Expecting me to clean my own hotel glass because of a fear of any new laws is "the other side of the same coin" of passing new and stupid legislation that doesn't actually accomplish anything. Both positions do not improve our situation.
Public outcry will kill a business faster than anything out there. If the public wants civil action I say let some dumb sucker go for it. Not sure anyone could win a civil case by claiming they got sick or emotionally scared from having a dirty drinking glass in their hotel room, but hey I guess they can waste their money trying if they want to. Criminal action, I'm not so sure about. It would be very difficult to hold anyone criminally liable for having dirty glasses in hotel rooms. I bet in most cases it is the individual maid that is simply not following hotel policy. I bet most hotels have written policies concerning the cleaning of glasses and the maids in most instances are probably simply not following the hotels policy. Now if a manager or someone knows they aren't following policy and turns a blind eye, maybe then, but most good businesses have good managers that will simply reprimand or fire the person who is not following policy. Seems like a waste of tax dollars to even try to hold anyone criminally liable in this case.bane said:However, cleaning a drinking glass in a hotel room with a poop-contaminated glove and using toxic cleaners to clean that glass are exactly the same thing as putting rat poison and human feces in my meal order... both of which demand NOT ONLY a public outcry but harsh widespread criminal action.
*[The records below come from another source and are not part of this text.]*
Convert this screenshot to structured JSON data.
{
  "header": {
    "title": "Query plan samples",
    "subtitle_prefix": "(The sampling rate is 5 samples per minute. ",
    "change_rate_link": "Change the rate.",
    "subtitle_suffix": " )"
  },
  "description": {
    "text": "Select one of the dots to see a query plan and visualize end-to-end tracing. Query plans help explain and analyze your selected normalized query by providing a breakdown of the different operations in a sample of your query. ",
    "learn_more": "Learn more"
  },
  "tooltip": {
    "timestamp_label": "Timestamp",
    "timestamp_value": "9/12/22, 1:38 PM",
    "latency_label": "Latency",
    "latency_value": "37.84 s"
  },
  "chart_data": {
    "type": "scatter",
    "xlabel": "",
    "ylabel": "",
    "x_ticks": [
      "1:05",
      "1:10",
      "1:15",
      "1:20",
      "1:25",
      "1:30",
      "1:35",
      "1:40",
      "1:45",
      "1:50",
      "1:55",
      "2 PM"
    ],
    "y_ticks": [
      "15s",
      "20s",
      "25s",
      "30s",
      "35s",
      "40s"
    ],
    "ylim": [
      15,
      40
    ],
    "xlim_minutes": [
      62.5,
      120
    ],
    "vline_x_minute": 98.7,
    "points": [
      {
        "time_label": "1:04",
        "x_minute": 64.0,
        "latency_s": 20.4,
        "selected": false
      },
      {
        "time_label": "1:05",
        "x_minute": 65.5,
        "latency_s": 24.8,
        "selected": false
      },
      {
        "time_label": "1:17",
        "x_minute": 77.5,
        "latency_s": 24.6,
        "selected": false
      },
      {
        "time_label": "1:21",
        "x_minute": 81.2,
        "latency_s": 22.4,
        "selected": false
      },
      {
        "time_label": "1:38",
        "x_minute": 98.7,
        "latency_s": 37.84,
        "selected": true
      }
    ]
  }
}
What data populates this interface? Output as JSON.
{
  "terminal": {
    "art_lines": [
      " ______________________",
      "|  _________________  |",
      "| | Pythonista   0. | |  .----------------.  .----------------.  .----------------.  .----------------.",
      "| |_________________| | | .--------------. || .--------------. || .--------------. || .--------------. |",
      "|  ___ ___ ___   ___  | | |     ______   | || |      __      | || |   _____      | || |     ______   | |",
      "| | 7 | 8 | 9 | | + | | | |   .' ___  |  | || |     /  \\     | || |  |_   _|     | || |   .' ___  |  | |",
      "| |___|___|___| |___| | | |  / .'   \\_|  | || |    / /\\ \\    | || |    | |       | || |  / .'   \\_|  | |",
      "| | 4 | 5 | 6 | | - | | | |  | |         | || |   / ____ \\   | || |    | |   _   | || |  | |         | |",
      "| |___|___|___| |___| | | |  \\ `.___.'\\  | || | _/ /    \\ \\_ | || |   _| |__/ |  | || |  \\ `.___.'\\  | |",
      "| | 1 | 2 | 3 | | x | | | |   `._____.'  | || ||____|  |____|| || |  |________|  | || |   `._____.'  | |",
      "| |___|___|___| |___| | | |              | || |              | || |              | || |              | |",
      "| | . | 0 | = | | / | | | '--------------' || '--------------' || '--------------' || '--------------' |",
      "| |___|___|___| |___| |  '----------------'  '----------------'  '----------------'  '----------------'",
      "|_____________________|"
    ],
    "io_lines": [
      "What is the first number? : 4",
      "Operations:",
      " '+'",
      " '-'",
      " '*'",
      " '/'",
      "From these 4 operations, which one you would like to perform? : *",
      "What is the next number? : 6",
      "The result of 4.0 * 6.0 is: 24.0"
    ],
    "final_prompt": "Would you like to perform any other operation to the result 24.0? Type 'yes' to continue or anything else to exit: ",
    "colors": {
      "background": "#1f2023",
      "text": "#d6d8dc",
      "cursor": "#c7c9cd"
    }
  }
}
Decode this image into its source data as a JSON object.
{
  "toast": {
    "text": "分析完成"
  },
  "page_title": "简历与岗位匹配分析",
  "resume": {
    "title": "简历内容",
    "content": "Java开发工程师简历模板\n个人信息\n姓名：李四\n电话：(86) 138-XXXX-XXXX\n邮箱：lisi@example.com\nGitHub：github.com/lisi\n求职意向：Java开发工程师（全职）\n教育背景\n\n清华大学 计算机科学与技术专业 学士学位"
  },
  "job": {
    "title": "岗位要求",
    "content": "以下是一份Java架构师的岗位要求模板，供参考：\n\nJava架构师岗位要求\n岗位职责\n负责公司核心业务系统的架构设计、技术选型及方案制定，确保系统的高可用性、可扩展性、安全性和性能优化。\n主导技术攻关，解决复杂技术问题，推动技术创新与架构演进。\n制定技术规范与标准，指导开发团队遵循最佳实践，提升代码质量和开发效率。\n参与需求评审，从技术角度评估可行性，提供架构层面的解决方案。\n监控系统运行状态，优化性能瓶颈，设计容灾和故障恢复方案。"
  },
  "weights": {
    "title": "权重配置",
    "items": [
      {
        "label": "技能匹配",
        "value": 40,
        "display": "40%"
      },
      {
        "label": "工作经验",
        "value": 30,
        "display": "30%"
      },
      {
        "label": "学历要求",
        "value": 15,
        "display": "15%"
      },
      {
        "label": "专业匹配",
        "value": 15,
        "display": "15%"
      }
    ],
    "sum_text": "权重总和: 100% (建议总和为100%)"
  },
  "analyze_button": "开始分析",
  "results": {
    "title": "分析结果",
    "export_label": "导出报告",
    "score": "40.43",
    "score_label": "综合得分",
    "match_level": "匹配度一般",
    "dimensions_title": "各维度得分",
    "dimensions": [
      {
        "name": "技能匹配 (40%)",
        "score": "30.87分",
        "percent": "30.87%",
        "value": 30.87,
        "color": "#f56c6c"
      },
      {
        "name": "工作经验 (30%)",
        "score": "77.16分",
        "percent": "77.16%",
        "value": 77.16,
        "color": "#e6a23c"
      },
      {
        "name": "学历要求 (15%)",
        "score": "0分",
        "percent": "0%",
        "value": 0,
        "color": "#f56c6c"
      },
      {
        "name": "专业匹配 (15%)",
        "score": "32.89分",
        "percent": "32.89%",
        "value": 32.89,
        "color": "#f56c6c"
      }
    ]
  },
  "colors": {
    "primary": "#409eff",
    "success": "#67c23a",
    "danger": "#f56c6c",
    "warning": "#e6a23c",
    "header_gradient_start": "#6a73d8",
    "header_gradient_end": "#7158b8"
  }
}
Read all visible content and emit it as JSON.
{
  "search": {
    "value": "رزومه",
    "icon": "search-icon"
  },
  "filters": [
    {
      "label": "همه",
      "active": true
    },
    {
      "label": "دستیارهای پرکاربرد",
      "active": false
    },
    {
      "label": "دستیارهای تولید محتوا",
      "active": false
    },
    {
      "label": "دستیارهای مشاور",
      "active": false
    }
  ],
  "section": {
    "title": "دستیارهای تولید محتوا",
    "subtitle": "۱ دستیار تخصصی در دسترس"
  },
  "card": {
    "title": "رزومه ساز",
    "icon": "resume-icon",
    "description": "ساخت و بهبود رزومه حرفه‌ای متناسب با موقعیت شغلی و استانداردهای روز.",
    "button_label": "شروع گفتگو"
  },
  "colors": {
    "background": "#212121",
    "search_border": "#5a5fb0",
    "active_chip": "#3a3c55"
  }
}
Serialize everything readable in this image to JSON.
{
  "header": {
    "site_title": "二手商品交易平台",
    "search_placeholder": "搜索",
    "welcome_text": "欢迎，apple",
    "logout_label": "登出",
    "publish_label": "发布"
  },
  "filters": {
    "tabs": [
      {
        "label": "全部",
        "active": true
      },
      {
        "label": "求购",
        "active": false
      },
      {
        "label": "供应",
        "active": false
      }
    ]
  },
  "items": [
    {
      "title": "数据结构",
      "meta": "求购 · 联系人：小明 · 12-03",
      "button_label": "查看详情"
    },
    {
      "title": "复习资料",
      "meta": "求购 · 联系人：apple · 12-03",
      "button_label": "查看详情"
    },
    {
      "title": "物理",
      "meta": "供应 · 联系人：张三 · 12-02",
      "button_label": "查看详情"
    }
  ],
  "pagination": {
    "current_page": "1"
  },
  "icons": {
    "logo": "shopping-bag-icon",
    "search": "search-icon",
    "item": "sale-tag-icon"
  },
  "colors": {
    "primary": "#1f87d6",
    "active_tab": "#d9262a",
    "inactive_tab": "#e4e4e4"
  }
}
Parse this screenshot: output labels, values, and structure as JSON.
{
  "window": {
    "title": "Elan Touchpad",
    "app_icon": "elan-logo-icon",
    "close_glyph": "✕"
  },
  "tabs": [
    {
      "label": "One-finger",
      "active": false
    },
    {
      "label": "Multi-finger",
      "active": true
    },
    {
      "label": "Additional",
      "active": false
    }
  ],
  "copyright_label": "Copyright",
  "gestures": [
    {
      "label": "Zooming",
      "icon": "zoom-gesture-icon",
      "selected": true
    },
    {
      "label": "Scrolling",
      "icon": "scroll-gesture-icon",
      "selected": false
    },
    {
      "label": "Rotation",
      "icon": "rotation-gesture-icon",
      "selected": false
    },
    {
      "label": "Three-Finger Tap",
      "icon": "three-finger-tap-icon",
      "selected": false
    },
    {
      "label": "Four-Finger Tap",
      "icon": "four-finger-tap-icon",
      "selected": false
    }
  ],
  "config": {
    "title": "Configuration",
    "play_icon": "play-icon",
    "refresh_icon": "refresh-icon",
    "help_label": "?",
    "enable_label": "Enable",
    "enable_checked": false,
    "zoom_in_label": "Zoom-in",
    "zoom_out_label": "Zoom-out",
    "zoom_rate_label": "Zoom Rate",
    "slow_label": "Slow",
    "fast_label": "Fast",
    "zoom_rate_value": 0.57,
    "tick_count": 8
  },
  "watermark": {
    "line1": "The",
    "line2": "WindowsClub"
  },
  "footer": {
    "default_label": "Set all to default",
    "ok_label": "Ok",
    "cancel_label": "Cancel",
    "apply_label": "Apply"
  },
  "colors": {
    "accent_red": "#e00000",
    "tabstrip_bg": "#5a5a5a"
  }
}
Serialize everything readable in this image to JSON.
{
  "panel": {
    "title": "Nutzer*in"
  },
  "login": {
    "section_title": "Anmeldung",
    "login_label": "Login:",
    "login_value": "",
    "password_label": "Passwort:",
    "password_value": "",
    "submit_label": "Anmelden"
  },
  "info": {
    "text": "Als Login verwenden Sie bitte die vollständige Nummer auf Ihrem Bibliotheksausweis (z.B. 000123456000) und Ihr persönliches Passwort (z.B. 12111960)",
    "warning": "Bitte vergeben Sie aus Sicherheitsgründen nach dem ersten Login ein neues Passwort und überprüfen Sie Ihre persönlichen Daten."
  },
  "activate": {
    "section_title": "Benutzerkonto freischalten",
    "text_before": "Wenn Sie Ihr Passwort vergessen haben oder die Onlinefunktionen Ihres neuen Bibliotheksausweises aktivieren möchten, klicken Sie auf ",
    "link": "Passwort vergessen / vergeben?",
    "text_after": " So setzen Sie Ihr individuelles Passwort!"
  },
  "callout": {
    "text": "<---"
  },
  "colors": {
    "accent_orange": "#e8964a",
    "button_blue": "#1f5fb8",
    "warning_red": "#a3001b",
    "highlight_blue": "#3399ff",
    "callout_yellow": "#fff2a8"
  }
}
There have been several of these reports by news agencies lately. It seems to be the "new" thing to do. There's also an email going around to the same effect.Jeff Johnson said:
Amen brother!T-Man said:I travel a lot as part of my job. I sleep in the hotel sheets and sit on the chairs. Do I really think these have been cleaned to remove 100% of germs and DNA from previous guests? No. But I have never, to my knowledge, caught an illness from staying at a hotel. I also drink tap water, eat hotdogs at Costco, and put ice in my Mt. Dew at the gas station. Sensationalist news programs would have me afraid to even leave the house if I put stock into all their "hidden camera investigations." Bottom line is, I take responsibility for my actions. I don't blame the store or the government for my problems and I don't expect anyone to go around "protecting" me and my family from germs, scam artists, or sex offenders. I take that responsibility into my own hands. Government regulations meant to prevent bad things from happening to us have the same effect as laws making murder a crime. The crime still happens, but it keeps the lawyers in business.
:lol: :lol: :lol: :lol: :lol: 8)bane said:Speaking from my own experience when I was on my mission in Brasil... I know for a fact that you can get intestinal worms from accidentally allowing a bit of the tap water into your mouth while taking a shower... nearly uncontrollably crapping my pants rushing to get off the bus on my way home, while bent over holding my gut in extreme pain as I speed-shuffled off the bus and down my alley and later following up with extremely painful stomach aches while taking the de-worming meds... I can tell you... drinking tap water or using ice in some of these countries is just not worth it! If it's been filtered, fine, but not straight from the tap!
I also don't have that much of a problem sleeping in hotel sheets, using the comforters, or sitting on the chairs of hotels. But I have an extremely big problem ingesting the contents of a cup which may have human feces on it or contains toxic substances. It's a matter of the DEGREE of unhealthiness... coming into physical contact with minor bugs in sheets is one thing... swallowing feces and toxic chemicals on glasses is quite another story.